And that brings me to my next point, and probably what I liked the most about THE SIGNATURE OF ALL THINGS. This novel taught me a thing or two about history and science, and it made me think. I loved that this book questioned the status quo and it made me rethink my opinions on certain things about life. At the very least, it allowed me to consider the role of religion and the spiritual on our world today.

I am sorry that I missed our meeting for THE SIGNATURE OF ALL THINGS. I'm pretty sure it was a great meeting because this book has so much to discuss. There is a reading guide available with fourteen questions. Some of the themes you might want to explore include the role of women, science, religion, class structure, friendship, love, parent/child relationships, evolution, curiosity, and sexuality.

I was pleasantly surprised by THE SIGNATURE OF ALL THINGS. It thought it would be too long, too boring, etc.; and yet, I ended up really enjoying it. Highly recommended to fans of historical fiction.

Thanks to the publisher for providing a review copy of this novel.


Vanessa Sobotta said...

I was like you and not sure I would like the book but read it quickly. I like the historical aspect but was really impressed by the the botany background. Who knew moss could be so interesting?!

bermudaonion said...

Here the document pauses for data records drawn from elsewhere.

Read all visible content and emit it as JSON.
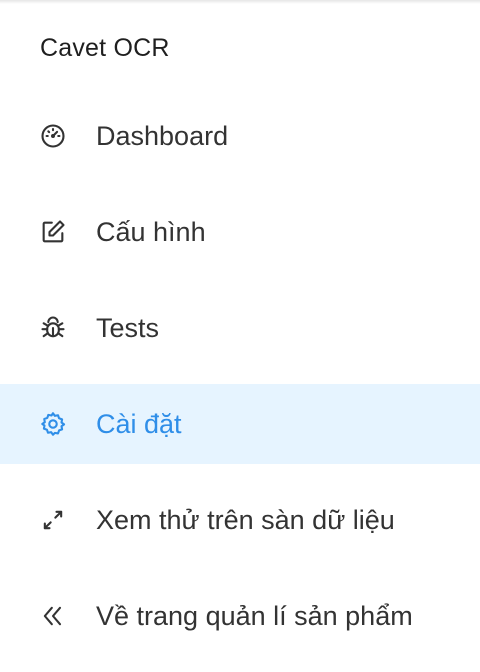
{
  "app": {
    "title": "Cavet OCR"
  },
  "menu": {
    "items": [
      {
        "label": "Dashboard",
        "icon": "dashboard-icon",
        "active": false
      },
      {
        "label": "Cấu hình",
        "icon": "edit-icon",
        "active": false
      },
      {
        "label": "Tests",
        "icon": "bug-icon",
        "active": false
      },
      {
        "label": "Cài đặt",
        "icon": "settings-icon",
        "active": true
      },
      {
        "label": "Xem thử trên sàn dữ liệu",
        "icon": "expand-icon",
        "active": false
      },
      {
        "label": "Về trang quản lí sản phẩm",
        "icon": "double-chevron-left-icon",
        "active": false
      }
    ]
  },
  "colors": {
    "active_text": "#2f8ee8",
    "active_background": "#e6f4ff",
    "text": "#333333"
  }
}
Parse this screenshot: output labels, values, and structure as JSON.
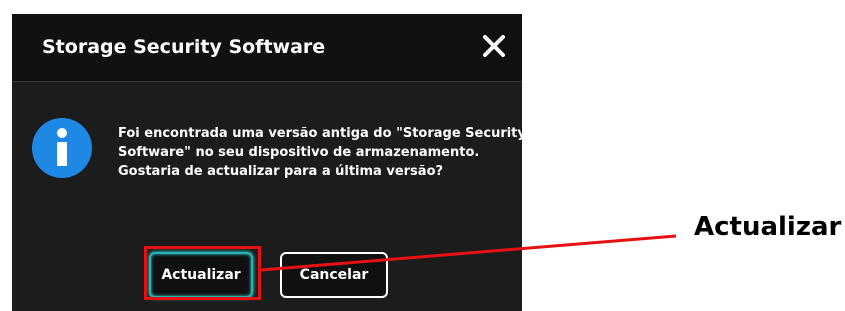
{
  "dialog": {
    "title": "Storage Security Software",
    "message_lines": [
      "Foi encontrada uma versão antiga do \"Storage Security",
      "Software\" no seu dispositivo de armazenamento.",
      "Gostaria de actualizar para a última versão?"
    ],
    "buttons": {
      "update_label": "Actualizar",
      "cancel_label": "Cancelar"
    },
    "icons": {
      "close": "close-icon",
      "info": "info-icon"
    }
  },
  "annotation": {
    "callout_label": "Actualizar",
    "highlight_color": "#e81010"
  },
  "colors": {
    "dialog_bg": "#1c1c1c",
    "header_bg": "#111111",
    "info_blue": "#1e88e5",
    "accent_teal": "#1fb6b6"
  }
}
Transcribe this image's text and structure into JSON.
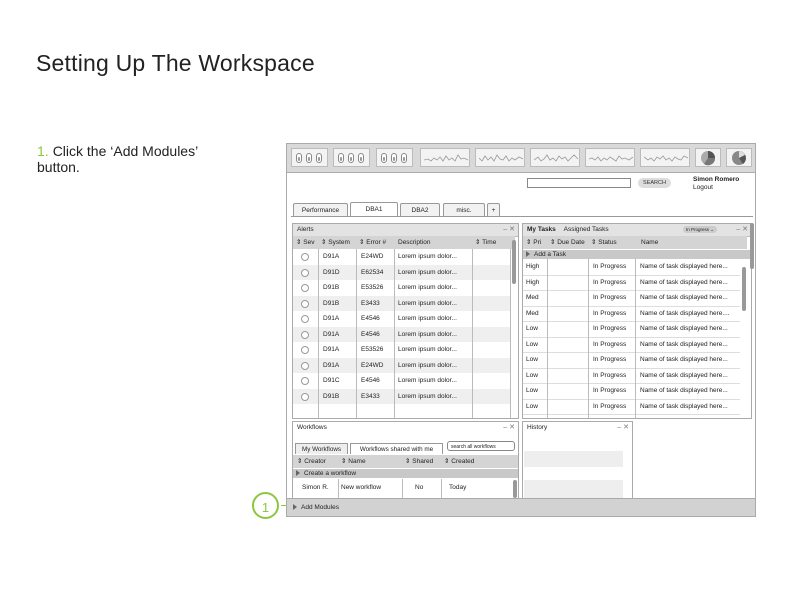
{
  "page": {
    "title": "Setting Up The Workspace",
    "step_number": "1.",
    "step_text": "Click the ‘Add Modules’ button.",
    "callout_number": "1"
  },
  "colors": {
    "accent": "#8dc63f",
    "panel_header": "#e3e3e3",
    "bottom_bar": "#d2d2d2"
  },
  "header": {
    "search_placeholder": "",
    "search_label": "SEARCH",
    "user_name": "Simon Romero",
    "logout_label": "Logout",
    "widgets": [
      "toggle-group",
      "toggle-group",
      "toggle-group",
      "sparkline",
      "sparkline",
      "sparkline",
      "sparkline",
      "sparkline",
      "pie-chart",
      "pie-chart"
    ]
  },
  "tabs": [
    {
      "label": "Performance"
    },
    {
      "label": "DBA1",
      "active": true
    },
    {
      "label": "DBA2"
    },
    {
      "label": "misc."
    },
    {
      "label": "+"
    }
  ],
  "alerts": {
    "title": "Alerts",
    "controls": "– ✕",
    "columns": [
      "⇕ Sev",
      "⇕ System",
      "⇕ Error #",
      "Description",
      "⇕ Time"
    ],
    "rows": [
      {
        "system": "D91A",
        "error": "E24WD",
        "desc": "Lorem ipsum dolor..."
      },
      {
        "system": "D91D",
        "error": "E62534",
        "desc": "Lorem ipsum dolor..."
      },
      {
        "system": "D91B",
        "error": "E53526",
        "desc": "Lorem ipsum dolor..."
      },
      {
        "system": "D91B",
        "error": "E3433",
        "desc": "Lorem ipsum dolor..."
      },
      {
        "system": "D91A",
        "error": "E4546",
        "desc": "Lorem ipsum dolor..."
      },
      {
        "system": "D91A",
        "error": "E4546",
        "desc": "Lorem ipsum dolor..."
      },
      {
        "system": "D91A",
        "error": "E53526",
        "desc": "Lorem ipsum dolor..."
      },
      {
        "system": "D91A",
        "error": "E24WD",
        "desc": "Lorem ipsum dolor..."
      },
      {
        "system": "D91C",
        "error": "E4546",
        "desc": "Lorem ipsum dolor..."
      },
      {
        "system": "D91B",
        "error": "E3433",
        "desc": "Lorem ipsum dolor..."
      }
    ]
  },
  "tasks": {
    "title": "My Tasks",
    "subtitle": "Assigned Tasks",
    "filter": "In Progress ⌄",
    "controls": "– ✕",
    "columns": [
      "⇕ Pri",
      "⇕ Due Date",
      "⇕ Status",
      "Name"
    ],
    "add_label": "Add a Task",
    "rows": [
      {
        "pri": "High",
        "status": "In Progress",
        "name": "Name of task displayed here..."
      },
      {
        "pri": "High",
        "status": "In Progress",
        "name": "Name of task displayed here..."
      },
      {
        "pri": "Med",
        "status": "In Progress",
        "name": "Name of task displayed here..."
      },
      {
        "pri": "Med",
        "status": "In Progress",
        "name": "Name of task displayed here...."
      },
      {
        "pri": "Low",
        "status": "In Progress",
        "name": "Name of task displayed here..."
      },
      {
        "pri": "Low",
        "status": "In Progress",
        "name": "Name of task displayed here..."
      },
      {
        "pri": "Low",
        "status": "In Progress",
        "name": "Name of task displayed here..."
      },
      {
        "pri": "Low",
        "status": "In Progress",
        "name": "Name of task displayed here..."
      },
      {
        "pri": "Low",
        "status": "In Progress",
        "name": "Name of task displayed here..."
      },
      {
        "pri": "Low",
        "status": "In Progress",
        "name": "Name of task displayed here..."
      }
    ]
  },
  "workflows": {
    "title": "Workflows",
    "controls": "– ✕",
    "tab_mine": "My Workflows",
    "tab_shared": "Workflows shared with me",
    "search_placeholder": "search all workflows",
    "columns": [
      "⇕ Creator",
      "⇕ Name",
      "⇕ Shared",
      "⇕ Created"
    ],
    "create_label": "Create a workflow",
    "rows": [
      {
        "creator": "Simon R.",
        "name": "New workflow",
        "shared": "No",
        "created": "Today"
      }
    ]
  },
  "history": {
    "title": "History",
    "controls": "– ✕"
  },
  "bottom": {
    "add_modules_label": "Add Modules"
  }
}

My local bookseller knows I don't really care for historical fiction and has recommended this to me more than once. She said it's the best historical fiction she's ever read but I'm like you were - hesitating to pick it up because I'm not convinced I'll like it.